Hollywood leading lady, Demi Moore is known for her critically-acclaimed roles and picture-perfect looks. But, even a high-profile celebrity isn’t immune to the detrimental effects of chronic stress.
Moore recently made an appearance on Jimmy Fallon’s late-night talk show and revealed that stress caused her front teeth to fall out. While the actress had a sense of humor about her recent dental woes, it’s important to note that tooth loss is a serious issue and not everyone has the financial ability to immediately restore their smile.
This now begs the question — is it really possible for stress to cause tooth loss? Yes! Of course, this doesn’t happen overnight and it’s most likely one of many contributing factors. Dealing with chronic stress over time can affect your overall health and dental health in various ways.
What is chronic stress?
Unlike acute stress, chronic stress is the mental and physiological response to pressure that occurs over a long period of time. When we’re under stress, the body releases stress hormones that affect the central nervous system. Given enough time, stress will eventually wreak havoc on a person’s mental and physical health, along with their happiness.

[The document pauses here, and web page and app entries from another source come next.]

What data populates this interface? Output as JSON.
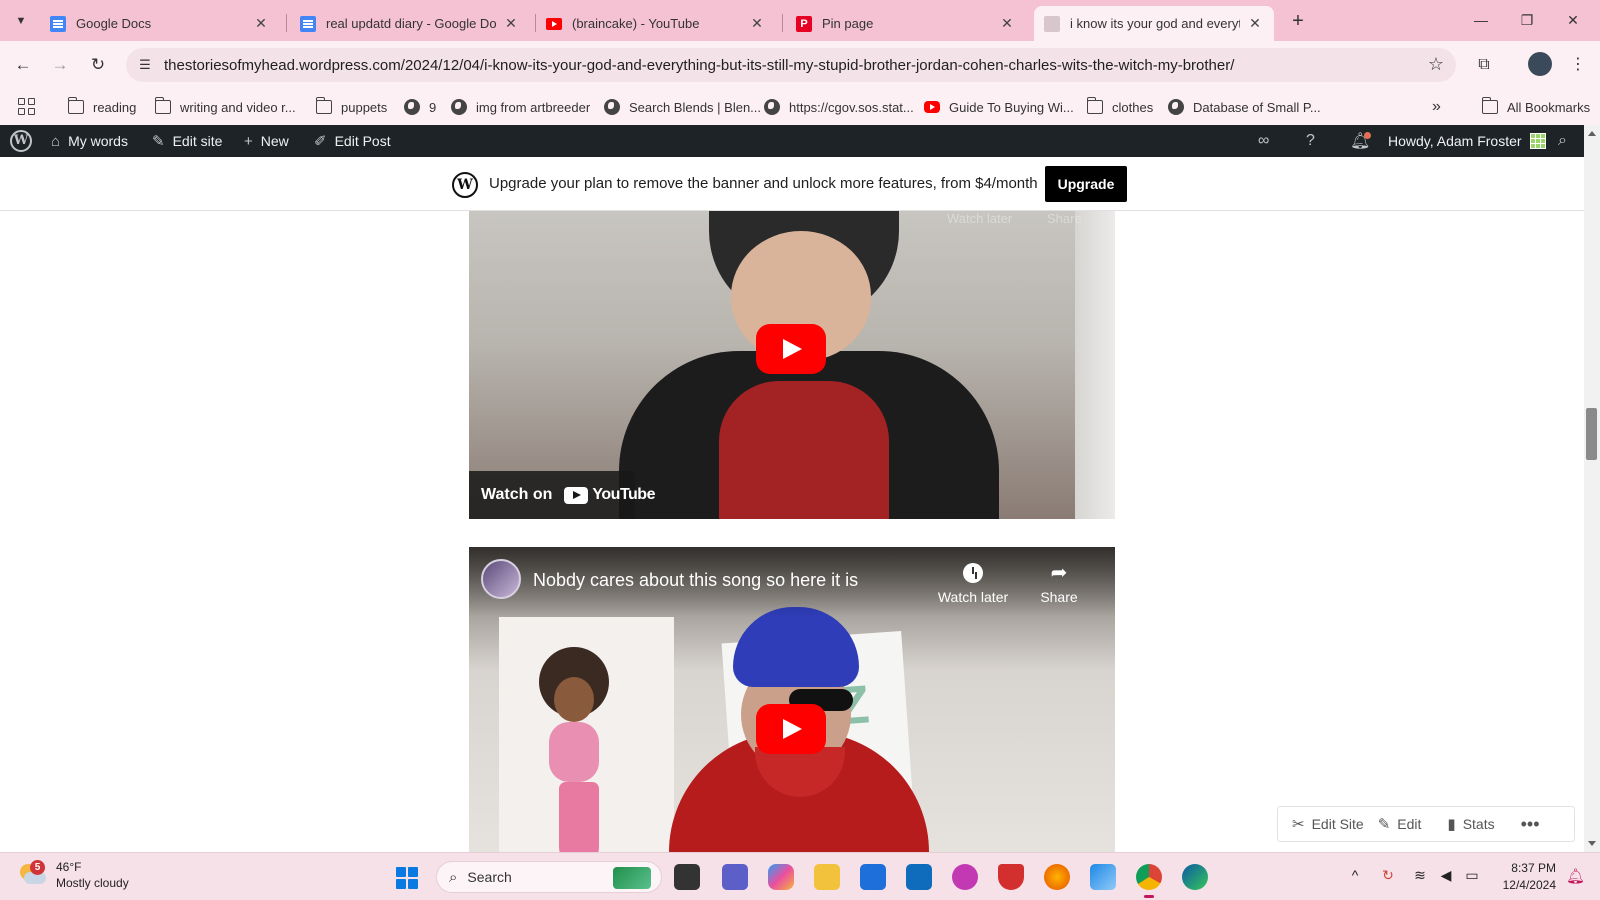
{
  "browser": {
    "tabs": [
      {
        "title": "Google Docs",
        "icon": "google-docs-icon"
      },
      {
        "title": "real updatd diary - Google Doc",
        "icon": "google-docs-icon"
      },
      {
        "title": "(braincake) - YouTube",
        "icon": "youtube-icon"
      },
      {
        "title": "Pin page",
        "icon": "pinterest-icon"
      },
      {
        "title": "i know its your god and everyth",
        "icon": "page-favicon",
        "active": true
      }
    ],
    "url": "thestoriesofmyhead.wordpress.com/2024/12/04/i-know-its-your-god-and-everything-but-its-still-my-stupid-brother-jordan-cohen-charles-wits-the-witch-my-brother/",
    "bookmarks": [
      {
        "label": "reading",
        "icon": "folder-icon"
      },
      {
        "label": "writing and video r...",
        "icon": "folder-icon"
      },
      {
        "label": "puppets",
        "icon": "folder-icon"
      },
      {
        "label": "9",
        "icon": "globe-icon"
      },
      {
        "label": "img from artbreeder",
        "icon": "globe-icon"
      },
      {
        "label": "Search Blends | Blen...",
        "icon": "globe-icon"
      },
      {
        "label": "https://cgov.sos.stat...",
        "icon": "globe-icon"
      },
      {
        "label": "Guide To Buying Wi...",
        "icon": "youtube-icon"
      },
      {
        "label": "clothes",
        "icon": "folder-icon"
      },
      {
        "label": "Database of Small P...",
        "icon": "globe-icon"
      }
    ],
    "all_bookmarks": "All Bookmarks"
  },
  "wp_admin": {
    "my_words": "My words",
    "edit_site": "Edit site",
    "new": "New",
    "edit_post": "Edit Post",
    "howdy": "Howdy, Adam Froster"
  },
  "banner": {
    "text": "Upgrade your plan to remove the banner and unlock more features, from $4/month",
    "button": "Upgrade"
  },
  "videos": [
    {
      "watch_on": "Watch on",
      "youtube_wordmark": "YouTube",
      "faded_watch_later": "Watch later",
      "faded_share": "Share"
    },
    {
      "title": "Nobdy cares about this song so here it is",
      "watch_later": "Watch later",
      "share": "Share"
    }
  ],
  "jetpack": {
    "edit_site": "Edit Site",
    "edit": "Edit",
    "stats": "Stats"
  },
  "taskbar": {
    "weather_temp": "46°F",
    "weather_desc": "Mostly cloudy",
    "weather_badge": "5",
    "search": "Search",
    "time": "8:37 PM",
    "date": "12/4/2024"
  },
  "colors": {
    "tab_strip": "#f5c2d4",
    "toolbar": "#fdf0f4",
    "wp_admin_bar": "#1d2327",
    "youtube_red": "#ff0000"
  }
}
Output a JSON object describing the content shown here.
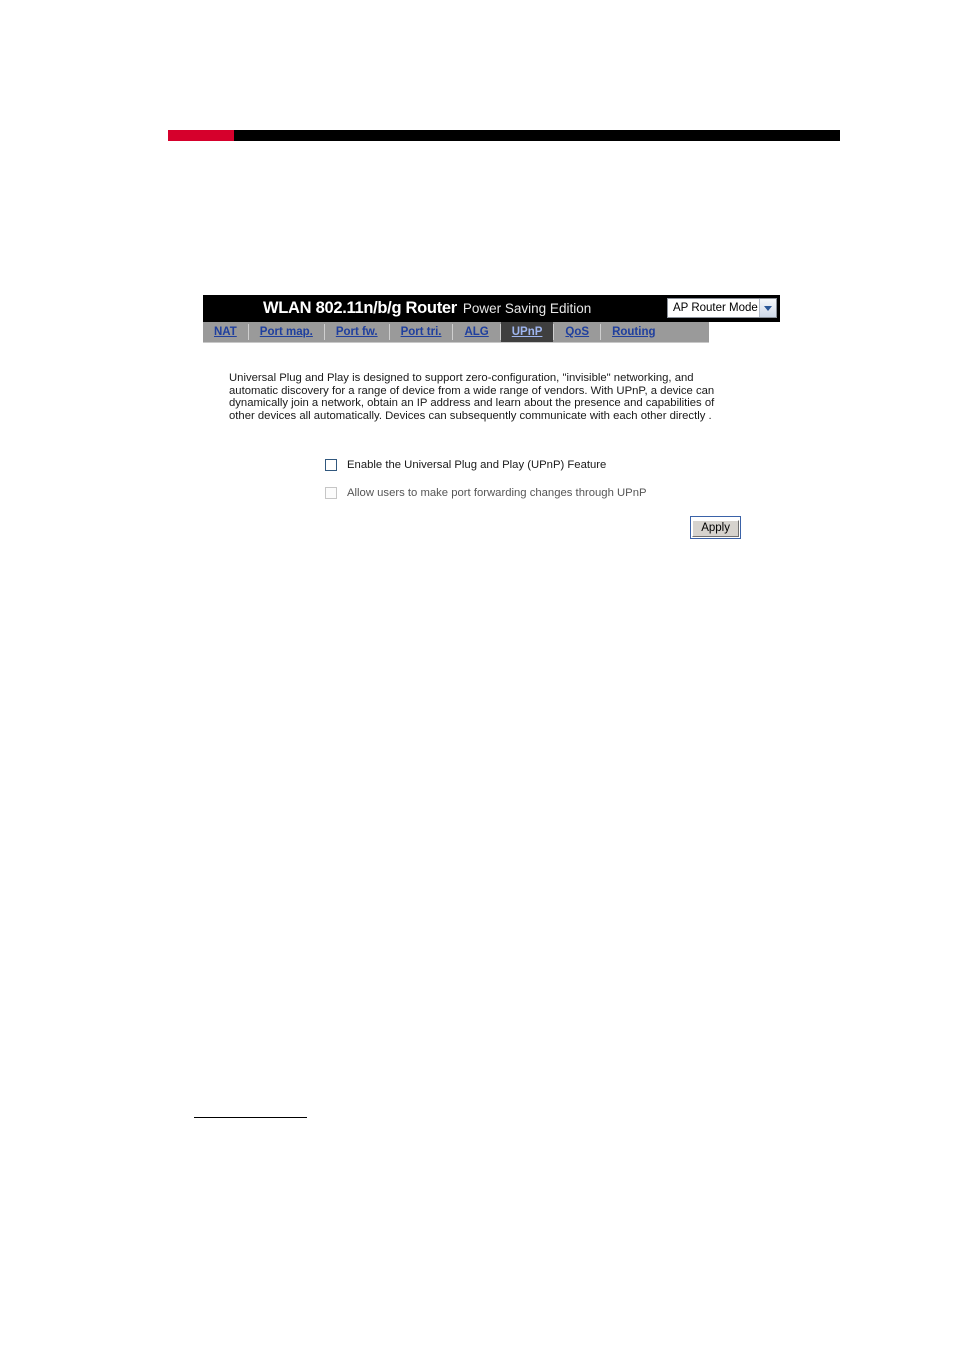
{
  "page": {
    "accent_red": "#d6002c",
    "accent_black": "#000000"
  },
  "router": {
    "header": {
      "title": "WLAN 802.11n/b/g Router",
      "subtitle": "Power Saving Edition",
      "mode_select": {
        "selected": "AP Router Mode",
        "arrow_icon": "chevron-down-icon"
      }
    },
    "tabs": [
      {
        "label": "NAT",
        "active": false
      },
      {
        "label": "Port map.",
        "active": false
      },
      {
        "label": "Port fw.",
        "active": false
      },
      {
        "label": "Port tri.",
        "active": false
      },
      {
        "label": "ALG",
        "active": false
      },
      {
        "label": "UPnP",
        "active": true
      },
      {
        "label": "QoS",
        "active": false
      },
      {
        "label": "Routing",
        "active": false
      }
    ],
    "description": "Universal Plug and Play is designed to support zero-configuration, \"invisible\" networking, and automatic discovery for a range of device from a wide range of vendors. With UPnP, a device can dynamically join a network, obtain an IP address and learn about the presence and capabilities of other devices all automatically. Devices can subsequently communicate with each other directly .",
    "options": [
      {
        "label": "Enable the Universal Plug and Play (UPnP) Feature",
        "checked": false,
        "disabled": false
      },
      {
        "label": "Allow users to make port forwarding changes through UPnP",
        "checked": false,
        "disabled": true
      }
    ],
    "apply_label": "Apply"
  }
}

Stress and Its Effects on Your Dental Health
Sugar consumption and oral hygiene are some dental health factors that patients typically think of. Most patients are surprised to find out that stress can have a significant impact on every area of health, including oral health.
The most common ways stress affects dental health includes:
Gum Inflammation and Gingivitis: Did you know that chronic stress can suppress the immune system and create inflammatory conditions? Patients dealing with chronic stress are more susceptible to developing infections. Researchers from the State University of New York at Buffalo, the University of North Carolina, and the University of Michigan conducted a study with more than 1,400 participants to see the relationship between stress and periodontal health.
The study found that those who were in emotional distress due to financial problems had the greatest risk for periodontal disease.
Bruxism: Grinding or clenching your teeth, also known as bruxism, can be a side-effect of stress. In fact, many patients that suffer from bruxism may not even realize that they’re grinding or clenching. Bruxism can occur while a patient is conscious without them realizing or while the patient is sleeping. Grinding and clenching are dangerous because it places an extreme amount of pressure on the teeth and can eventually lead to tooth fractures and chips.
Dry Mouth: Dry mouth isn’t just an uncomfortable condition, it’s also disastrous for your dental health. Saliva helps to neutralize acids in the mouth and wash away excess bacteria and food particles. Patients with chronic stress will usually develop dry mouth because stress can affect the salivary glands and production of saliva. Dry mouth is also known to be a side-effect of anxiety and anti-depression medications.
De-stress and Care for Your Smile — Contact Dr. Ian Smith
Remember that stress doesn’t just affect your overall wellness, it can also cause significant damage to your dental health. To combat the negative effects of stress, we strongly encourage patients to regularly see a dental professional.
If you’re in the Kingston, PA area, contact our office! We offer a range of services to best address your individual concerns. Get started today and schedule your next appointment with Dr. Ian Smith and his talented staff!